Every entry below is to be copied exactly as written.

**DATA PROVIDED:**
★ ★ ★
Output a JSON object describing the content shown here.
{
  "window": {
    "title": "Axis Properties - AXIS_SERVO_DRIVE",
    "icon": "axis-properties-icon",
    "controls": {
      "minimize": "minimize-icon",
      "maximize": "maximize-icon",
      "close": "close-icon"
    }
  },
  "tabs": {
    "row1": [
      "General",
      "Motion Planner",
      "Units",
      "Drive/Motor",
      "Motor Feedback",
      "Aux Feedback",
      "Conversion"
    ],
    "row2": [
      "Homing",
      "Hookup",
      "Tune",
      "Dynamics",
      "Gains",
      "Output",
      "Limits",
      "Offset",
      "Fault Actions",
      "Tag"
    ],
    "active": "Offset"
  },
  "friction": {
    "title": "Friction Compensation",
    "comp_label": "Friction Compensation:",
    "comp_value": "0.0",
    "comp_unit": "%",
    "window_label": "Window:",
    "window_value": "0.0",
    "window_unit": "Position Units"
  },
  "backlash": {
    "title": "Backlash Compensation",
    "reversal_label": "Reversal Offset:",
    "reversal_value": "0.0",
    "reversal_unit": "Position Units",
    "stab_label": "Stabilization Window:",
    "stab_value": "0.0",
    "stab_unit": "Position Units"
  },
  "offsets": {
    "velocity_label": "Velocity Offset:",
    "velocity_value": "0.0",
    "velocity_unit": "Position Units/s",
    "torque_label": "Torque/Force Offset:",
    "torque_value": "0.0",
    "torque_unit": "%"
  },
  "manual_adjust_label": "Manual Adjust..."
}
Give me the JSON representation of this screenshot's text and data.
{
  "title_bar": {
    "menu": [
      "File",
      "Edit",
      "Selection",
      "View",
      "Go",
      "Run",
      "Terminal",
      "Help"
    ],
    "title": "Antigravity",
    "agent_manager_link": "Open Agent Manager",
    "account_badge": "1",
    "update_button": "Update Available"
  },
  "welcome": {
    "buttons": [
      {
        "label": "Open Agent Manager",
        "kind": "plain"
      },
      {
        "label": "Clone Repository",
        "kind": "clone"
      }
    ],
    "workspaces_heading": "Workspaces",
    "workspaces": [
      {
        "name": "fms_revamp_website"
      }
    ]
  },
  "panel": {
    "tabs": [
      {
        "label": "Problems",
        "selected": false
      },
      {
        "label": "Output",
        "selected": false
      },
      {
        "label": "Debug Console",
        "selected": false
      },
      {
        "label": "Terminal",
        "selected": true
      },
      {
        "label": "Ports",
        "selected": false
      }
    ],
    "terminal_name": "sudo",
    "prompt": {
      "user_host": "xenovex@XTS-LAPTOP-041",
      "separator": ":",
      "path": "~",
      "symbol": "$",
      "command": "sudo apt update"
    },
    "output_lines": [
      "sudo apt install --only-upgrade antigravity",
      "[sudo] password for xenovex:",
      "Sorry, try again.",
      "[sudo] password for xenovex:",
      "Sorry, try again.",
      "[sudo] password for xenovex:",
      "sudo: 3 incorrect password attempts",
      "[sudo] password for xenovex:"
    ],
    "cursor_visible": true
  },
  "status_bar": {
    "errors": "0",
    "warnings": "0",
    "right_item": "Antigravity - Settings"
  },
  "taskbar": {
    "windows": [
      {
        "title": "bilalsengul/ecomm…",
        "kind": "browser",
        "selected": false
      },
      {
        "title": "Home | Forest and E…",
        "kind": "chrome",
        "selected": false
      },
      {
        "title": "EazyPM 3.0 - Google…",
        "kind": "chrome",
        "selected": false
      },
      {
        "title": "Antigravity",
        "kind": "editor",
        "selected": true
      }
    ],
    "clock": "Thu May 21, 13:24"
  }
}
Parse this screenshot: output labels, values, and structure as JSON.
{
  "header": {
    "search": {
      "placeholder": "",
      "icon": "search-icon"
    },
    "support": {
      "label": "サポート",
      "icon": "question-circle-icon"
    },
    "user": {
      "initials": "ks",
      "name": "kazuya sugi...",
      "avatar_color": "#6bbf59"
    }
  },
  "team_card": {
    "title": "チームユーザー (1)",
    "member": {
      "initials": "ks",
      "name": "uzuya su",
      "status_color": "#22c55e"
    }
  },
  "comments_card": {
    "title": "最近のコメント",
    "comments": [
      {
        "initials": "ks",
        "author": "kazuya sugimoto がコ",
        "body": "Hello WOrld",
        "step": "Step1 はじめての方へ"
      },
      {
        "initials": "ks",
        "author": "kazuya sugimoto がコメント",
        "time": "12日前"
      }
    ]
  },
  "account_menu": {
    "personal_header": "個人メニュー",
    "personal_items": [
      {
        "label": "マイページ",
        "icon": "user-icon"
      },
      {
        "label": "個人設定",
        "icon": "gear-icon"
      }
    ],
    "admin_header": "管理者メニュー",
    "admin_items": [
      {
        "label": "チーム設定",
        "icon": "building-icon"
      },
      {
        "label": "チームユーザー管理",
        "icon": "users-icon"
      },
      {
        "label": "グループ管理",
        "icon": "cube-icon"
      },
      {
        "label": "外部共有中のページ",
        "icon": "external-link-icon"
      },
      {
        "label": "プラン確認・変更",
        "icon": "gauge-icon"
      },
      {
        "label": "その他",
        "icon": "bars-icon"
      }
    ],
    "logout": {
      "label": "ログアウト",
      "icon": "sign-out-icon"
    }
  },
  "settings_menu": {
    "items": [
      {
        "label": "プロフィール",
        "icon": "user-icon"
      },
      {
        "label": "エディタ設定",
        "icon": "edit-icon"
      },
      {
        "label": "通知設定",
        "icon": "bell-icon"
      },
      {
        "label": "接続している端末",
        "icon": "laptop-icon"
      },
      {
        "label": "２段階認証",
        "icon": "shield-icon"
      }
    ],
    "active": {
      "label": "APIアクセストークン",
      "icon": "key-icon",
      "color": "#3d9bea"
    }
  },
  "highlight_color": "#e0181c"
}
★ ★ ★
**RESPONSE TO THE TASK:**
Output a JSON object describing the content shown here.
{
  "window": {
    "title": "Axis Properties - AXIS_SERVO_DRIVE",
    "icon": "axis-properties-icon",
    "controls": {
      "minimize": "minimize-icon",
      "maximize": "maximize-icon",
      "close": "close-icon"
    }
  },
  "tabs": {
    "row1": [
      "General",
      "Motion Planner",
      "Units",
      "Drive/Motor",
      "Motor Feedback",
      "Aux Feedback",
      "Conversion"
    ],
    "row2": [
      "Homing",
      "Hookup",
      "Tune",
      "Dynamics",
      "Gains",
      "Output",
      "Limits",
      "Offset",
      "Fault Actions",
      "Tag"
    ],
    "active": "Offset"
  },
  "friction": {
    "title": "Friction Compensation",
    "comp_label": "Friction Compensation:",
    "comp_value": "0.0",
    "comp_unit": "%",
    "window_label": "Window:",
    "window_value": "0.0",
    "window_unit": "Position Units"
  },
  "backlash": {
    "title": "Backlash Compensation",
    "reversal_label": "Reversal Offset:",
    "reversal_value": "0.0",
    "reversal_unit": "Position Units",
    "stab_label": "Stabilization Window:",
    "stab_value": "0.0",
    "stab_unit": "Position Units"
  },
  "offsets": {
    "velocity_label": "Velocity Offset:",
    "velocity_value": "0.0",
    "velocity_unit": "Position Units/s",
    "torque_label": "Torque/Force Offset:",
    "torque_value": "0.0",
    "torque_unit": "%"
  },
  "manual_adjust_label": "Manual Adjust..."
}
Give me the JSON representation of this screenshot's text and data.
{
  "title_bar": {
    "menu": [
      "File",
      "Edit",
      "Selection",
      "View",
      "Go",
      "Run",
      "Terminal",
      "Help"
    ],
    "title": "Antigravity",
    "agent_manager_link": "Open Agent Manager",
    "account_badge": "1",
    "update_button": "Update Available"
  },
  "welcome": {
    "buttons": [
      {
        "label": "Open Agent Manager",
        "kind": "plain"
      },
      {
        "label": "Clone Repository",
        "kind": "clone"
      }
    ],
    "workspaces_heading": "Workspaces",
    "workspaces": [
      {
        "name": "fms_revamp_website"
      }
    ]
  },
  "panel": {
    "tabs": [
      {
        "label": "Problems",
        "selected": false
      },
      {
        "label": "Output",
        "selected": false
      },
      {
        "label": "Debug Console",
        "selected": false
      },
      {
        "label": "Terminal",
        "selected": true
      },
      {
        "label": "Ports",
        "selected": false
      }
    ],
    "terminal_name": "sudo",
    "prompt": {
      "user_host": "xenovex@XTS-LAPTOP-041",
      "separator": ":",
      "path": "~",
      "symbol": "$",
      "command": "sudo apt update"
    },
    "output_lines": [
      "sudo apt install --only-upgrade antigravity",
      "[sudo] password for xenovex:",
      "Sorry, try again.",
      "[sudo] password for xenovex:",
      "Sorry, try again.",
      "[sudo] password for xenovex:",
      "sudo: 3 incorrect password attempts",
      "[sudo] password for xenovex:"
    ],
    "cursor_visible": true
  },
  "status_bar": {
    "errors": "0",
    "warnings": "0",
    "right_item": "Antigravity - Settings"
  },
  "taskbar": {
    "windows": [
      {
        "title": "bilalsengul/ecomm…",
        "kind": "browser",
        "selected": false
      },
      {
        "title": "Home | Forest and E…",
        "kind": "chrome",
        "selected": false
      },
      {
        "title": "EazyPM 3.0 - Google…",
        "kind": "chrome",
        "selected": false
      },
      {
        "title": "Antigravity",
        "kind": "editor",
        "selected": true
      }
    ],
    "clock": "Thu May 21, 13:24"
  }
}
Parse this screenshot: output labels, values, and structure as JSON.
{
  "header": {
    "search": {
      "placeholder": "",
      "icon": "search-icon"
    },
    "support": {
      "label": "サポート",
      "icon": "question-circle-icon"
    },
    "user": {
      "initials": "ks",
      "name": "kazuya sugi...",
      "avatar_color": "#6bbf59"
    }
  },
  "team_card": {
    "title": "チームユーザー (1)",
    "member": {
      "initials": "ks",
      "name": "uzuya su",
      "status_color": "#22c55e"
    }
  },
  "comments_card": {
    "title": "最近のコメント",
    "comments": [
      {
        "initials": "ks",
        "author": "kazuya sugimoto がコ",
        "body": "Hello WOrld",
        "step": "Step1 はじめての方へ"
      },
      {
        "initials": "ks",
        "author": "kazuya sugimoto がコメント",
        "time": "12日前"
      }
    ]
  },
  "account_menu": {
    "personal_header": "個人メニュー",
    "personal_items": [
      {
        "label": "マイページ",
        "icon": "user-icon"
      },
      {
        "label": "個人設定",
        "icon": "gear-icon"
      }
    ],
    "admin_header": "管理者メニュー",
    "admin_items": [
      {
        "label": "チーム設定",
        "icon": "building-icon"
      },
      {
        "label": "チームユーザー管理",
        "icon": "users-icon"
      },
      {
        "label": "グループ管理",
        "icon": "cube-icon"
      },
      {
        "label": "外部共有中のページ",
        "icon": "external-link-icon"
      },
      {
        "label": "プラン確認・変更",
        "icon": "gauge-icon"
      },
      {
        "label": "その他",
        "icon": "bars-icon"
      }
    ],
    "logout": {
      "label": "ログアウト",
      "icon": "sign-out-icon"
    }
  },
  "settings_menu": {
    "items": [
      {
        "label": "プロフィール",
        "icon": "user-icon"
      },
      {
        "label": "エディタ設定",
        "icon": "edit-icon"
      },
      {
        "label": "通知設定",
        "icon": "bell-icon"
      },
      {
        "label": "接続している端末",
        "icon": "laptop-icon"
      },
      {
        "label": "２段階認証",
        "icon": "shield-icon"
      }
    ],
    "active": {
      "label": "APIアクセストークン",
      "icon": "key-icon",
      "color": "#3d9bea"
    }
  },
  "highlight_color": "#e0181c"
}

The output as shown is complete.